*You can also use this as an opportunity to rent your own car and drive down to Dunedin.
Day 25 – 26: Aoraki/Mt Cook
In all honesty, I was completely blown away by this area. First of all, I had no idea that avalanches sounded like thunder in the distance. I watched as snow collapsed from a far and it was one of the coolest things I’d ever seen. I don’t even like snow, but I loved this area so much.
What to do in Mt. Cook:
Hike the Hooker Valley Track
This trail is not only scenic, but there are virtually no hills. It’ll be a nice break for your legs!
If you’re lucky, you’ll be able to get some clear skies after watching the sun set behind the mountains surrounding the town. While there is an option to pay $70 NZD to go on a stargazing tour, I personally opted for the free version and saw them myself by merely walking outside. The benefits of a stargazing tour would be the ability to see the stars a bit closer using the company’s high-tech gear as well as an educational lesson on the constellations. It’s really up to you!
Where to stay in Mt. Cook:
Mt. Cook Backpacker Lodge
Cost for a dorm: $39 NZD ($27 USD) per night

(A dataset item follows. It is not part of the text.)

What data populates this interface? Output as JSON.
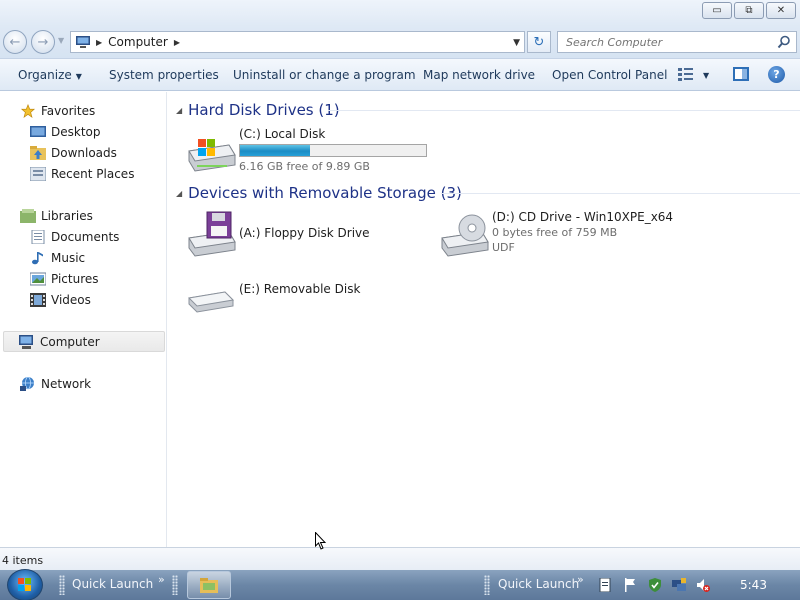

This was not my favorite spot on the trip, but it was in an excellent location. The beds were uncomfortable and the food in the pub attached was mediocre at best. I did meet a few Steelers fans in the pub, though.
Day 27: Tekapo
This area is quite possibly one of the most photographed spots in all of New Zealand. This peaceful town doesn’t offer much to do, but it is certainly worth stopping to take in all the natural beauty.
What to do in Tekapo:
Take a peek at the Church of the Good Shepard
This church is actually New Zealand’s most photographed building. I’m not sure if it’s because it’s situated along such a gorgeous riverbank or it’s so secluded, but it is quite a sight to see.
Go trekking nearby
Tramp through the Southern Alps for a few days if you’re keen to hang around the area!
Where to stay in Tekapo:
YHA Lake Tekapo Backpackers
Cost for a dorm: $36 NZD ($25.40 USD) per night
This lakefront accommodation has a BBQ, communal kitchen, and bicycle rental.
Day 28: Christchurch
If you didn’t get anything you wanted to get accomplished on the first leg of the trip, now is your chance! Whatever you do, be sure to travel responsibly and support the local community in every way you can. Safe travels!
Please keep in mind this was the itinerary that I did through Stray New Zealand; your itinerary will be subject to change based on your mode of transport. If you’re a bit more curious about this company, click here to read more about my experience.
Disclaimer: I was a guest with Stray during my three-week adventure through New Zealand’s South Island. Regardless, all opinions are always my own.